Work order — From the first line to the last, return the data exactly, with no pictures.

Supplied records —
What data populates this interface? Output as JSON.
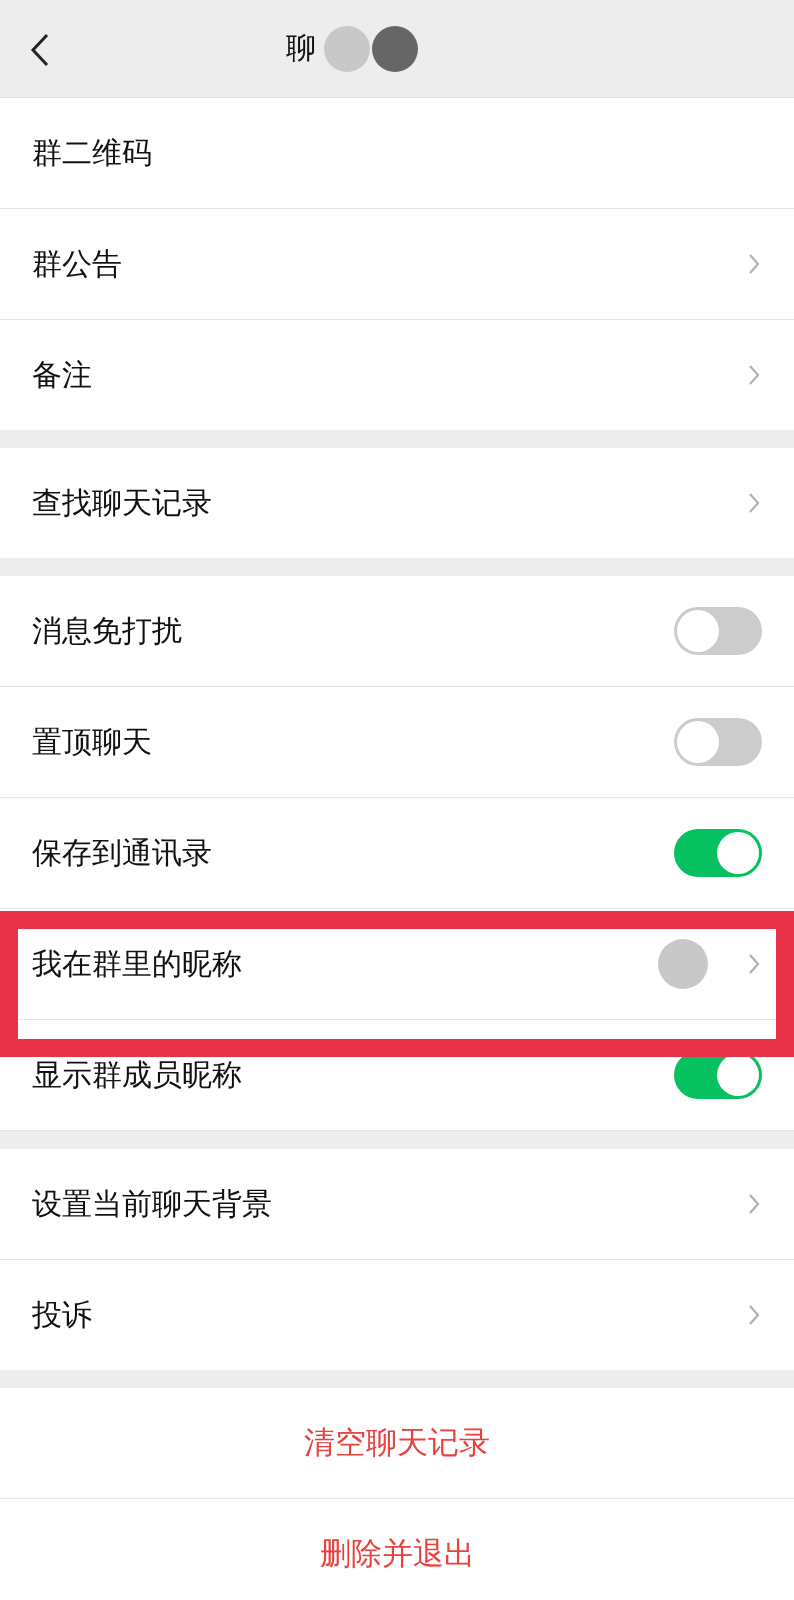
{
  "header": {
    "title": "聊"
  },
  "groups": [
    {
      "rows": [
        {
          "label": "群二维码",
          "kind": "plain",
          "highlighted": false
        },
        {
          "label": "群公告",
          "kind": "link",
          "highlighted": false
        },
        {
          "label": "备注",
          "kind": "link",
          "highlighted": false
        }
      ]
    },
    {
      "rows": [
        {
          "label": "查找聊天记录",
          "kind": "link",
          "highlighted": false
        }
      ]
    },
    {
      "rows": [
        {
          "label": "消息免打扰",
          "kind": "toggle",
          "on": false,
          "highlighted": false
        },
        {
          "label": "置顶聊天",
          "kind": "toggle",
          "on": false,
          "highlighted": false
        },
        {
          "label": "保存到通讯录",
          "kind": "toggle",
          "on": true,
          "highlighted": false
        },
        {
          "label": "我在群里的昵称",
          "kind": "link",
          "highlighted": true
        },
        {
          "label": "显示群成员昵称",
          "kind": "toggle",
          "on": true,
          "highlighted": false
        }
      ]
    },
    {
      "rows": [
        {
          "label": "设置当前聊天背景",
          "kind": "link",
          "highlighted": false
        },
        {
          "label": "投诉",
          "kind": "link",
          "highlighted": false
        }
      ]
    }
  ],
  "actions": [
    "清空聊天记录",
    "删除并退出"
  ]
}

Answer section —
What data populates this interface? Output as JSON.
{
  "header": {
    "title": "聊"
  },
  "groups": [
    {
      "rows": [
        {
          "label": "群二维码",
          "kind": "plain",
          "highlighted": false
        },
        {
          "label": "群公告",
          "kind": "link",
          "highlighted": false
        },
        {
          "label": "备注",
          "kind": "link",
          "highlighted": false
        }
      ]
    },
    {
      "rows": [
        {
          "label": "查找聊天记录",
          "kind": "link",
          "highlighted": false
        }
      ]
    },
    {
      "rows": [
        {
          "label": "消息免打扰",
          "kind": "toggle",
          "on": false,
          "highlighted": false
        },
        {
          "label": "置顶聊天",
          "kind": "toggle",
          "on": false,
          "highlighted": false
        },
        {
          "label": "保存到通讯录",
          "kind": "toggle",
          "on": true,
          "highlighted": false
        },
        {
          "label": "我在群里的昵称",
          "kind": "link",
          "highlighted": true
        },
        {
          "label": "显示群成员昵称",
          "kind": "toggle",
          "on": true,
          "highlighted": false
        }
      ]
    },
    {
      "rows": [
        {
          "label": "设置当前聊天背景",
          "kind": "link",
          "highlighted": false
        },
        {
          "label": "投诉",
          "kind": "link",
          "highlighted": false
        }
      ]
    }
  ],
  "actions": [
    "清空聊天记录",
    "删除并退出"
  ]
}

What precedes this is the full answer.